Why Smartphones Aren’t Mini Computers
As most of the Internet goes wild this afternoon over the release of the iPad mini — yet another mobile platform — a few people in the government tech world are taking a step back, noting how little of the jump from Web to mobile is really complete.
The folks over at the General Services Administration’s Mobile Gov blog have put together a list of six mistakes mobile designers often fall into. The list starts with “thinking of mobile as a mini computer.” In other words, cramming your mobile application or mobile website with all of the content and functionality of a traditional website is a sure way to frustrate a guy who’s rushing to work or waiting in a restroom line and just wants to grab a quick bite of information.
Five of the six mistakes basically boil down to not understanding who the mobile audience is, what they want and how much they can take in at once.

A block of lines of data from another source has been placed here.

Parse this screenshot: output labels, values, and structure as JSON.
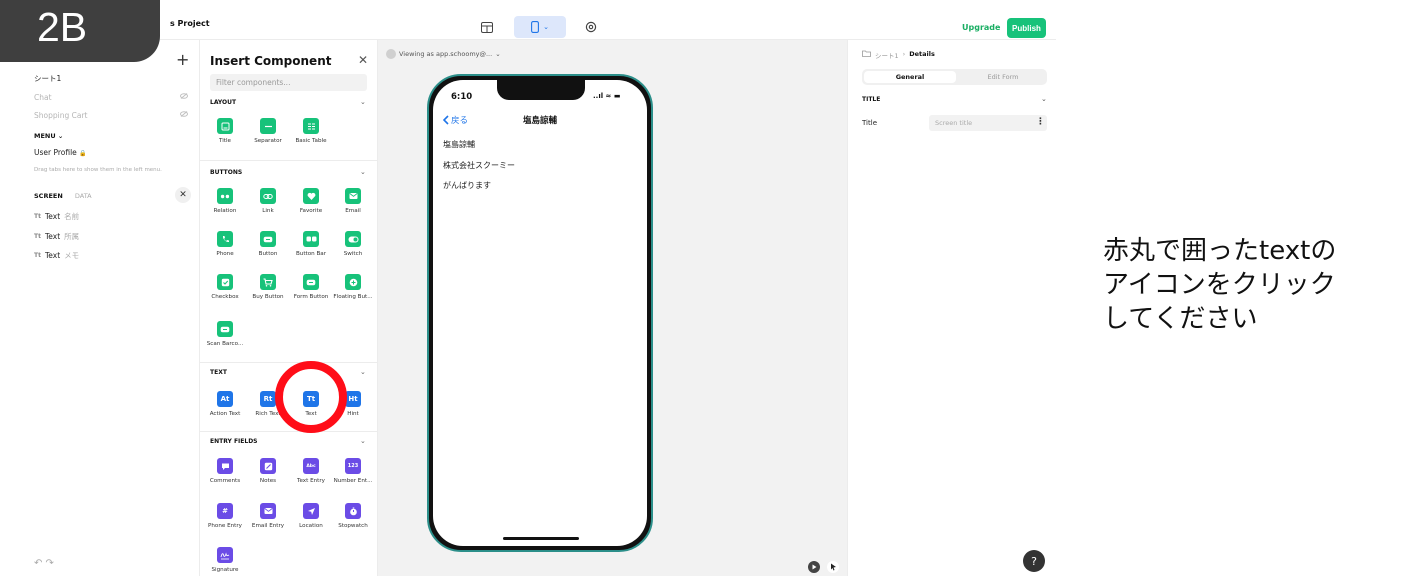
{
  "badge": {
    "label": "2B"
  },
  "topbar": {
    "project_title": "s Project",
    "upgrade_label": "Upgrade",
    "publish_label": "Publish",
    "device_chevron": "⌄"
  },
  "left": {
    "plus": "+",
    "tabs": [
      {
        "label": "シート1"
      },
      {
        "label": "Chat"
      },
      {
        "label": "Shopping Cart"
      }
    ],
    "menu_label": "MENU",
    "menu_chevron": "⌄",
    "user_profile": "User Profile",
    "drag_hint": "Drag tabs here to show them in the left menu.",
    "screen_tab": "SCREEN",
    "data_tab": "DATA",
    "close": "✕",
    "components": [
      {
        "type": "Tt",
        "name": "Text",
        "value": "名前"
      },
      {
        "type": "Tt",
        "name": "Text",
        "value": "所属"
      },
      {
        "type": "Tt",
        "name": "Text",
        "value": "メモ"
      }
    ],
    "undo_redo": "↶  ↷"
  },
  "panel": {
    "title": "Insert Component",
    "close": "✕",
    "filter_placeholder": "Filter components...",
    "chevron": "⌄",
    "sections": {
      "layout": {
        "header": "LAYOUT",
        "items": [
          "Title",
          "Separator",
          "Basic Table"
        ]
      },
      "buttons": {
        "header": "BUTTONS",
        "items": [
          "Relation",
          "Link",
          "Favorite",
          "Email",
          "Phone",
          "Button",
          "Button Bar",
          "Switch",
          "Checkbox",
          "Buy Button",
          "Form Button",
          "Floating But...",
          "Scan Barco..."
        ]
      },
      "text": {
        "header": "TEXT",
        "items": [
          "Action Text",
          "Rich Text",
          "Text",
          "Hint"
        ],
        "glyphs": [
          "At",
          "Rt",
          "Tt",
          "Ht"
        ]
      },
      "entry": {
        "header": "ENTRY FIELDS",
        "items": [
          "Comments",
          "Notes",
          "Text Entry",
          "Number Ent...",
          "Phone Entry",
          "Email Entry",
          "Location",
          "Stopwatch",
          "Signature"
        ],
        "glyphs": [
          "Abc",
          "123",
          "#"
        ]
      }
    }
  },
  "canvas": {
    "viewing_as": "Viewing as app.schoomy@...",
    "viewing_chevron": "⌄",
    "phone": {
      "time": "6:10",
      "status": "..ıl ≈ ▬",
      "back_label": "戻る",
      "nav_title": "塩島諒輔",
      "rows": [
        "塩島諒輔",
        "株式会社スクーミー",
        "がんばります"
      ]
    }
  },
  "right": {
    "breadcrumb_parent": "シート1",
    "breadcrumb_sep": "›",
    "breadcrumb_current": "Details",
    "tab_general": "General",
    "tab_edit_form": "Edit Form",
    "section_title": "TITLE",
    "chevron": "⌄",
    "field_label": "Title",
    "field_placeholder": "Screen title",
    "dots": "⋮",
    "help": "?"
  },
  "annotation": {
    "lines": [
      "赤丸で囲ったtextの",
      "アイコンをクリック",
      "してください"
    ]
  },
  "colors": {
    "green": "#17c27a",
    "blue": "#1f75e8",
    "purple": "#6b4ce6",
    "annotation_red": "#ff0d18"
  }
}
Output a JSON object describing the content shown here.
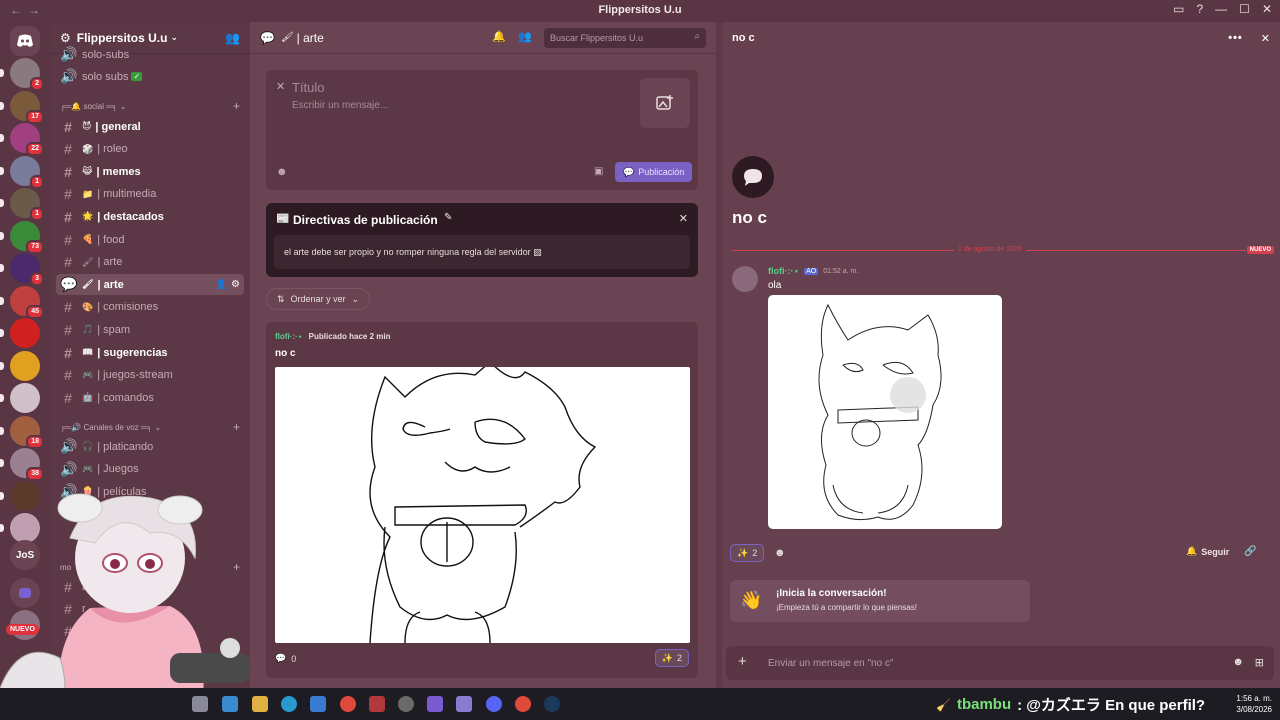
{
  "window": {
    "title": "Flippersitos U.u"
  },
  "servers": [
    {
      "badge": "2",
      "color": "#8a7a80"
    },
    {
      "badge": "17",
      "color": "#7a5a3a"
    },
    {
      "badge": "22",
      "color": "#a04080"
    },
    {
      "badge": "1",
      "color": "#7a7a9a"
    },
    {
      "badge": "1",
      "color": "#6a5a4a"
    },
    {
      "badge": "73",
      "color": "#3a8a3a"
    },
    {
      "badge": "3",
      "color": "#4a2a6a"
    },
    {
      "badge": "45",
      "color": "#c04040"
    },
    {
      "badge": "",
      "color": "#d02020"
    },
    {
      "badge": "",
      "color": "#e0a020"
    },
    {
      "badge": "",
      "color": "#d0c0c8"
    },
    {
      "badge": "18",
      "color": "#a06040"
    },
    {
      "badge": "38",
      "color": "#9a8090"
    },
    {
      "badge": "",
      "color": "#5a3a2a"
    },
    {
      "badge": "",
      "color": "#c0a0b0"
    }
  ],
  "server_jos": "JoS",
  "nuevo_badge": "NUEVO",
  "sidebar": {
    "guild_name": "Flippersitos U.u",
    "top_items": [
      "solo-subs",
      "solo subs"
    ],
    "cat_social": "social",
    "channels": [
      {
        "label": "| general",
        "emoji": "😈"
      },
      {
        "label": "| roleo",
        "emoji": "🎲"
      },
      {
        "label": "| memes",
        "emoji": "😹"
      },
      {
        "label": "| multimedia",
        "emoji": "📁"
      },
      {
        "label": "| destacados",
        "emoji": "🌟"
      },
      {
        "label": "| food",
        "emoji": "🍕"
      },
      {
        "label": "| arte",
        "emoji": "🖌"
      },
      {
        "label": "| arte",
        "emoji": "🖌"
      },
      {
        "label": "| comisiones",
        "emoji": "🎨"
      },
      {
        "label": "| spam",
        "emoji": "🎵"
      },
      {
        "label": "| sugerencias",
        "emoji": "📖"
      },
      {
        "label": "| juegos-stream",
        "emoji": "🎮"
      },
      {
        "label": "| comandos",
        "emoji": "🤖"
      }
    ],
    "cat_voice": "Canales de voz",
    "voice": [
      {
        "label": "| platicando",
        "emoji": "🎧"
      },
      {
        "label": "| Juegos",
        "emoji": "🎮"
      },
      {
        "label": "| películas",
        "emoji": "🍿"
      }
    ],
    "cat_mod": "mo",
    "mod_items": [
      "adm",
      "r",
      "r"
    ]
  },
  "forum": {
    "channel_name": "| arte",
    "search_placeholder": "Buscar Flippersitos U.u",
    "composer": {
      "title_placeholder": "Título",
      "body_placeholder": "Escribir un mensaje...",
      "publish_label": "Publicación"
    },
    "guidelines": {
      "heading": "Directivas de publicación",
      "text": "el arte debe ser propio y no romper ninguna regla del servidor"
    },
    "sort_label": "Ordenar y ver",
    "post": {
      "author": "flofi·:·⋆",
      "meta": "Publicado hace 2 min",
      "title": "no c",
      "comments": "0",
      "reactions": "2"
    }
  },
  "thread": {
    "title": "no c",
    "big_title": "no c",
    "date_divider": "1 de agosto de 2026",
    "new_label": "NUEVO",
    "message": {
      "author": "flofi·:·⋆",
      "tag": "AO",
      "time": "01:52 a. m.",
      "text": "ola"
    },
    "reaction_count": "2",
    "follow_label": "Seguir",
    "starter": {
      "heading": "¡Inicia la conversación!",
      "subtext": "¡Empieza tú a compartir lo que piensas!"
    },
    "input_placeholder": "Enviar un mensaje en \"no c\""
  },
  "ticker": {
    "user": "tbambu",
    "text": ": @カズエラ En que perfil?"
  },
  "clock": {
    "time": "1:56 a. m.",
    "date": "3/08/2026"
  }
}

Government designers aren’t the only ones struggling to adapt to mobile. The New York Times on Tuesday partially credited the difficult transition to mobile for disappointing earnings reports by tech giants such as Google, Microsoft and Intel.
The nub of the problem is that the constraints on building content for a mobile device are much greater — a 2-inch screen, a distracted viewer — but the public’s expectation of quality content is just as high. Government designers especially are also burdened by tight budgets.
“Most consumers don’t understand the fundamental differences between a traditional website and a mobile-optimized site,” the consultancy ForeSee noted in a report on customer satisfaction with federal websites also released Tuesday, adding, “the truth is, they don’t care either. They expect a seamless experience between the two channels.”
The rush to mobile design has also been headlong, as the Times piece notes. Remember, the iPhone is only five years old. Web designers have had more than a decade to figure out their craft, on the other hand, and the process is still developing.
These are some of the reasons Nextgov has been seeking private sector insight on how government agencies can improve their applications in our Building Better Apps project. Our experts have reviewed 15 apps so far and we’ll be publishing new reviews each month. Check out the reviews here and here.
October 24, 2012